Wireless communications and optical computing could soon get a significant boost in speed, thanks to “slow light” and specialized metamaterials through which it travels. Researchers have made the first demonstration of rapidly switching on and off “slow light” in specially designed materials at room temperature. This work opens the possibility to design novel, chip-scale, ultrafast devices for applications in terahertz wireless communications and all-optical computing.

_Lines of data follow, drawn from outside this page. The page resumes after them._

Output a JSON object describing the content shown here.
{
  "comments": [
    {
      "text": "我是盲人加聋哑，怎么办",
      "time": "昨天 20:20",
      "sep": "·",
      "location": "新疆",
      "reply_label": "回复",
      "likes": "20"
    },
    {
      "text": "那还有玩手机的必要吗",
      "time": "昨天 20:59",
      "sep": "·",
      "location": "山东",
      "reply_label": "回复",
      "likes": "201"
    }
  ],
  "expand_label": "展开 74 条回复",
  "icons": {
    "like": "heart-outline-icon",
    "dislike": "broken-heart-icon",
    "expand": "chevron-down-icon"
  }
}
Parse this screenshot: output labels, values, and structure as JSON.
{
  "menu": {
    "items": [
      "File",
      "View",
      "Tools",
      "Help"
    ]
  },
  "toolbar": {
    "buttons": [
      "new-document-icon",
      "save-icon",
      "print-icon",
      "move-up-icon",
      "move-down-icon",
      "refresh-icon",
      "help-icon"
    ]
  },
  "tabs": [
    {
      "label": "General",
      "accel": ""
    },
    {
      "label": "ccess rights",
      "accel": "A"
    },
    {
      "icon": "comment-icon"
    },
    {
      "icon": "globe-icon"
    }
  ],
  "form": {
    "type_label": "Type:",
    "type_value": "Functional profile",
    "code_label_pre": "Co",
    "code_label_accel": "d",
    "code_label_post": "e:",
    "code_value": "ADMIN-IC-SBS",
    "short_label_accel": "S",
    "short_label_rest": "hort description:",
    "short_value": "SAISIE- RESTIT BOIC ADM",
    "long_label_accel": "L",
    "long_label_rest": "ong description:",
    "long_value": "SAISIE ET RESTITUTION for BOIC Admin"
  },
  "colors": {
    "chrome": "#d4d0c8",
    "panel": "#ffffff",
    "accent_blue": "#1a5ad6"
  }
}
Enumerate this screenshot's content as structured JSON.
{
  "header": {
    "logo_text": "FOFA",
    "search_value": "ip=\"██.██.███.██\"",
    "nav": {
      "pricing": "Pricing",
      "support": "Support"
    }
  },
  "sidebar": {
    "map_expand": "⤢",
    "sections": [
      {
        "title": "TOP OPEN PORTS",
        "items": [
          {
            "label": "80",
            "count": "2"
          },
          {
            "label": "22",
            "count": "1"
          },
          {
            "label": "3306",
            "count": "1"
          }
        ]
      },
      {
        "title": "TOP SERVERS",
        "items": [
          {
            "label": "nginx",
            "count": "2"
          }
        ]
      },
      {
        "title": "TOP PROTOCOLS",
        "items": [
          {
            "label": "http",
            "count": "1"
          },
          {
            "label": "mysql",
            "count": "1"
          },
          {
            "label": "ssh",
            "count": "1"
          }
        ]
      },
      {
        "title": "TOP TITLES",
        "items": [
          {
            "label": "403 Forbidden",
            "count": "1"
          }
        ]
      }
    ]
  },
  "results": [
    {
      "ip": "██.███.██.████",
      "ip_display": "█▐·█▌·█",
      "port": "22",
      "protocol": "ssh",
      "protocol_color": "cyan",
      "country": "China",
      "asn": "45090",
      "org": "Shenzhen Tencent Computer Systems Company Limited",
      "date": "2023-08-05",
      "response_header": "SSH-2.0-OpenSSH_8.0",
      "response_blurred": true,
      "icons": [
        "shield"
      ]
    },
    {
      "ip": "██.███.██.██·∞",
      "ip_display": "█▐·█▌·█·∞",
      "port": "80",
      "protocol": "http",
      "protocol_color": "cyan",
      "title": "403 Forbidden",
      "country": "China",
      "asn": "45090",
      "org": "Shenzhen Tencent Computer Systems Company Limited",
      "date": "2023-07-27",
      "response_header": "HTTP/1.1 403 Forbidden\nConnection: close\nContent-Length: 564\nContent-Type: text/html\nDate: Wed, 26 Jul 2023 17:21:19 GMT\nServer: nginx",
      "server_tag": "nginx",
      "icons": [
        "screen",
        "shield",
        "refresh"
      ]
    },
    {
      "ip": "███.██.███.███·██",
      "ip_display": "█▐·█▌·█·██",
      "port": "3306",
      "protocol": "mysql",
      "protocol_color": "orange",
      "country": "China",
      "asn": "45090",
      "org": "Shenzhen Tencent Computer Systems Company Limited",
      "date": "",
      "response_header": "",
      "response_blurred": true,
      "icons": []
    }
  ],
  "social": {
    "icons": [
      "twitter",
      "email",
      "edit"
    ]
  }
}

Scientists have long dreamed of creating a quantum computer—a device rooted in the bizarre phenomena that transpire at the level of the very small, where quantum mechanics rules the scene. It is believed that such new computers could process currently unsolvable problems in seconds. Researchers have tried using various quantum systems, such as atoms or ions, as the basic, transistor-like units in simple quantum computation devices. Now Caltech researchers are laying the groundwork for an on-chip optical quantum network.
A material that could enable faster memory chips and more efficient batteries can switch between high and low ionic conductivity states much faster than previously thought, SLAC National Accelerator Laboratory and Stanford University researchers have determined. The key is to use extremely small chunks of it.
It may not be as popular as Angry Birds, but the Corrosion iPhone app developed by University of Toronto engineering student Jason Tam is finding a grateful audience among professional engineers and engineering students.
Sea Launch AG says a U.S. communications satellite was lost after a booster rocket carrying it into space failed shortly after its launch from a floating platform in the Pacific. The company said in a statement Friday the Intelsat 27 satellite was lost 40 seconds after the launch due to the failure of the Zenit-3SL rocket.
Researchers in Japan and Germany have recently demonstrated a device that can focus and steer terahertz beams electrically. Based on an array of metal cantilevers which can be micromechanically actuated by electrostatic forces, the device can create tunable gratings that may be crucial in future terahertz wavelength communication systems.
Cuba apparently has finally switched on the first undersea fiber-optic cable linking it to the outside world nearly two years after its arrival, according to analysis by a company that monitors global Internet use. In a report posted Sunday on the website of Renesys, author Doug Madory wrote that Cuba began using the ALBA-1 cable on Jan. 14.
In early 2011, a pair of theoretical computer scientists at Massachusetts Institute of Technology proposed an optical experiment that would harness the weird laws of quantum mechanics to perform a computation impossible on conventional computers. The experiment involves generating individual photons—particles of light—and synchronizing their passage through a maze of optical components so that they reach a battery of photon detectors at the same time.
A research team at the Georgia Tech Research Institute (GTRI) is developing an airborne testing capability for sensors, communications devices, and other airborne payloads. This aerial test bed, called the GTRI Airborne Unmanned Sensor System (GAUSS), is based on an unmanned aerial vehicle made by Griffon Aerospace and modified by GTRI.
Researchers from Massachusetts Institute of Technology have developed a 4,096-emitter array that fits on a single silicon chip. Chips that can steer beams of light could enable a wide range of applications, including cheaper, more efficient, and smaller laser rangefinders; medical-imaging devices that can be threaded through tiny blood vessels; and even holographic televisions that emit different information when seen from different viewing angles.